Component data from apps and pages
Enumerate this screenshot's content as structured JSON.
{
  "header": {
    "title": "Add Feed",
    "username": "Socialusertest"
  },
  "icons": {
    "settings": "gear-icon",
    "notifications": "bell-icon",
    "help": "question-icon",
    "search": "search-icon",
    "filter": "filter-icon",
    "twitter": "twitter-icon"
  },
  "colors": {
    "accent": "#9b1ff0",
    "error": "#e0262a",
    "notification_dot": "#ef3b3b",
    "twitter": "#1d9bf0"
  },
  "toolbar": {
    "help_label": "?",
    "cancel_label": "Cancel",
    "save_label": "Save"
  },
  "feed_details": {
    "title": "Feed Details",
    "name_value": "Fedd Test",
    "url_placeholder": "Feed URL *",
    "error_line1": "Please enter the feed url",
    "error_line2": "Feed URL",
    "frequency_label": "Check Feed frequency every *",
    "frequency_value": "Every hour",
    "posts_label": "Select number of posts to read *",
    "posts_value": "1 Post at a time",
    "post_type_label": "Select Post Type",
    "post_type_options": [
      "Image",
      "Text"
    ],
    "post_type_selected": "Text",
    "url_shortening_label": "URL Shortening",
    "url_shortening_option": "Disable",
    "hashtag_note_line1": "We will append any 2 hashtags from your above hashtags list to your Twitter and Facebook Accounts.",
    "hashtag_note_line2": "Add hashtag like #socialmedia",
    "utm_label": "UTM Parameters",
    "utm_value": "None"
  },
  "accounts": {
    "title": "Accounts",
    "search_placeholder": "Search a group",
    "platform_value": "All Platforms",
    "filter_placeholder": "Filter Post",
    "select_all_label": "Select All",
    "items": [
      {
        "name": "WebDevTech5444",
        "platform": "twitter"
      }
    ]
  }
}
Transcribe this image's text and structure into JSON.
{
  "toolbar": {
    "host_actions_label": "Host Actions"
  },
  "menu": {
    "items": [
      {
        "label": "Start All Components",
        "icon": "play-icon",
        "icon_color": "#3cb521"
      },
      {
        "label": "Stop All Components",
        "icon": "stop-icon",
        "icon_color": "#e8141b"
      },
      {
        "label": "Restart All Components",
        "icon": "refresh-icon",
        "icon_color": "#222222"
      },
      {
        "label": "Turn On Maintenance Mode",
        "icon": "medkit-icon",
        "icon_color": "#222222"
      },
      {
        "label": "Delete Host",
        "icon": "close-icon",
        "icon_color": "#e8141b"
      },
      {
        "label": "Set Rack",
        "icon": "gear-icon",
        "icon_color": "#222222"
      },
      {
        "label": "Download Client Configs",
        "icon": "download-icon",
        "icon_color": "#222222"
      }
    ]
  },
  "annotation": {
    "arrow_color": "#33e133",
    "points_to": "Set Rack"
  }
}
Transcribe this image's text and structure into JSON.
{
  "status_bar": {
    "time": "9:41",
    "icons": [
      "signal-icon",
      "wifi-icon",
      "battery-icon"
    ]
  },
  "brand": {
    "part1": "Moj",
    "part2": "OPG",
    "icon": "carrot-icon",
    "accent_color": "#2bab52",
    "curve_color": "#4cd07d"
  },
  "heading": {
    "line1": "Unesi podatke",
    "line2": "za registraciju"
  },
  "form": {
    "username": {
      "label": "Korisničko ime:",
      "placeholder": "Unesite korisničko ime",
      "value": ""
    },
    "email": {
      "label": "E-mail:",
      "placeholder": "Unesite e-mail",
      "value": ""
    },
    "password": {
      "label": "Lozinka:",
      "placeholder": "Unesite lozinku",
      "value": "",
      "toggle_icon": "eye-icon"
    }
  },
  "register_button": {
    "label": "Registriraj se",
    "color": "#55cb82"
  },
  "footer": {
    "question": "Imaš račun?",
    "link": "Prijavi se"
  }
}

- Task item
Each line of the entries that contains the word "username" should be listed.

- Response area
    "username": "Socialusertest"
    "username": {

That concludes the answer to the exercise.